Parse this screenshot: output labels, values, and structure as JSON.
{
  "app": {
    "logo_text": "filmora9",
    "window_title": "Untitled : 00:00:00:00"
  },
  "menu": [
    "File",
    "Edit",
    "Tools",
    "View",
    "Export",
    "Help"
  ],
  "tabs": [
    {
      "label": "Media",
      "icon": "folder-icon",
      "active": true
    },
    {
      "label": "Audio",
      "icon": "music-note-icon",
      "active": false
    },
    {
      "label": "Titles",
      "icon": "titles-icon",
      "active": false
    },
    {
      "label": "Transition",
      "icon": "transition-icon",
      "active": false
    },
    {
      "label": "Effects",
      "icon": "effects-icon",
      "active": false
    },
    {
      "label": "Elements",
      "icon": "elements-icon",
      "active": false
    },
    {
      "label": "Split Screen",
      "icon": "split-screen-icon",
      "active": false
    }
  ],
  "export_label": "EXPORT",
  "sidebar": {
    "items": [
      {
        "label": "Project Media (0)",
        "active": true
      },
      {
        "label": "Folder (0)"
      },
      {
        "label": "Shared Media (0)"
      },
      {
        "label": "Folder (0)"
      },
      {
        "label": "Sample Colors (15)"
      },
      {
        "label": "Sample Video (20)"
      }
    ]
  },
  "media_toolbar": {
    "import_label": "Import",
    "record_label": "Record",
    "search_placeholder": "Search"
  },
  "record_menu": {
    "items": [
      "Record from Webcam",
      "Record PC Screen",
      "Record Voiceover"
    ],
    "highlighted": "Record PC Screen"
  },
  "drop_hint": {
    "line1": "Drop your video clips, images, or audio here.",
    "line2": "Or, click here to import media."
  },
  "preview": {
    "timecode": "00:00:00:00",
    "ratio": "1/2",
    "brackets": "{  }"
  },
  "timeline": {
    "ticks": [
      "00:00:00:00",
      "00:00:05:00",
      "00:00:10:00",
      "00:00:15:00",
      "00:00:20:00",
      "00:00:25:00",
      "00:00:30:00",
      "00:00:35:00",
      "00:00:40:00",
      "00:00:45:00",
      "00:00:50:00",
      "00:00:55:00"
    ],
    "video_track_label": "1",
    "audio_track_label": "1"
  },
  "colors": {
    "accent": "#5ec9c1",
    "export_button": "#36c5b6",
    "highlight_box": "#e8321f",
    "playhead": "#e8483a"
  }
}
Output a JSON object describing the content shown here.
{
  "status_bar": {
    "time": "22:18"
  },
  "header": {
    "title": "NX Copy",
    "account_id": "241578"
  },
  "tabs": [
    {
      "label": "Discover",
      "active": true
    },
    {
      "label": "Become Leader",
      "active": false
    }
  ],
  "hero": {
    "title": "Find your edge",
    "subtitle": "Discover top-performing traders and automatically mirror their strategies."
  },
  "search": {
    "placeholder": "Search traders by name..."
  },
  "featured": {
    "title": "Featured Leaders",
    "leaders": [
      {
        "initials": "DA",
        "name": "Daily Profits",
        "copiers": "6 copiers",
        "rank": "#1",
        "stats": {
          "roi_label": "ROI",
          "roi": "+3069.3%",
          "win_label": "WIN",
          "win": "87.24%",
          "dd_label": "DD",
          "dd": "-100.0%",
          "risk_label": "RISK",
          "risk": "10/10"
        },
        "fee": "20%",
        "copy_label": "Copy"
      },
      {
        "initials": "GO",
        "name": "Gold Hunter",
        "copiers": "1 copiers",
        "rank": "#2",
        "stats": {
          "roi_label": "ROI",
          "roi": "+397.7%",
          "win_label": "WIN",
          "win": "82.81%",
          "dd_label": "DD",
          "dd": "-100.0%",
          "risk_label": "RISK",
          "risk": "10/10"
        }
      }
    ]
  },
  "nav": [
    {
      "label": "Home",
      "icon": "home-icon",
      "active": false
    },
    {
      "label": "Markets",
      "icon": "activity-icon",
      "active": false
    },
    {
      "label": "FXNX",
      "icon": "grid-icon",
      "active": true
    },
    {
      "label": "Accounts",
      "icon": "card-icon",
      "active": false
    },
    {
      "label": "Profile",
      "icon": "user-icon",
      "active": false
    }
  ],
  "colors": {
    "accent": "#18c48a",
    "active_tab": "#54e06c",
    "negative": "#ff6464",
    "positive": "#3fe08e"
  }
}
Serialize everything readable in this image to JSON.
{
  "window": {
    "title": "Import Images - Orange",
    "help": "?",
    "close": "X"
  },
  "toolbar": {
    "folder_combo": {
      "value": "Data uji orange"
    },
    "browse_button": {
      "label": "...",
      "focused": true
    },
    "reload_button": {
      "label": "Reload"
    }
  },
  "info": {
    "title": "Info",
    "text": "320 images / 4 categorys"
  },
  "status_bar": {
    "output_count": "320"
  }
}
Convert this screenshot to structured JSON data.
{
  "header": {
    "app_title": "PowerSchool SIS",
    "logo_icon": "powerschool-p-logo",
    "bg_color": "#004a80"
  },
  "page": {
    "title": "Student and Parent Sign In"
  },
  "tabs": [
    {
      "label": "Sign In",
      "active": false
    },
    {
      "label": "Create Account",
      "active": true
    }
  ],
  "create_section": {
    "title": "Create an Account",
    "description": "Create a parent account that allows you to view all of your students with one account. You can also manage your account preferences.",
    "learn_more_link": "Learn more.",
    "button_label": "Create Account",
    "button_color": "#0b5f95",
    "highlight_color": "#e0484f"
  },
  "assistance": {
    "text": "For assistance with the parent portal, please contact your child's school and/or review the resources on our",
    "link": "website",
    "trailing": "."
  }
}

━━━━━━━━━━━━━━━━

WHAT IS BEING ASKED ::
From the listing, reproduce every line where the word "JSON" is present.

YOUR SOLUTION ::
Parse this screenshot: output labels, values, and structure as JSON.
Output a JSON object describing the content shown here.
Serialize everything readable in this image to JSON.
Convert this screenshot to structured JSON data.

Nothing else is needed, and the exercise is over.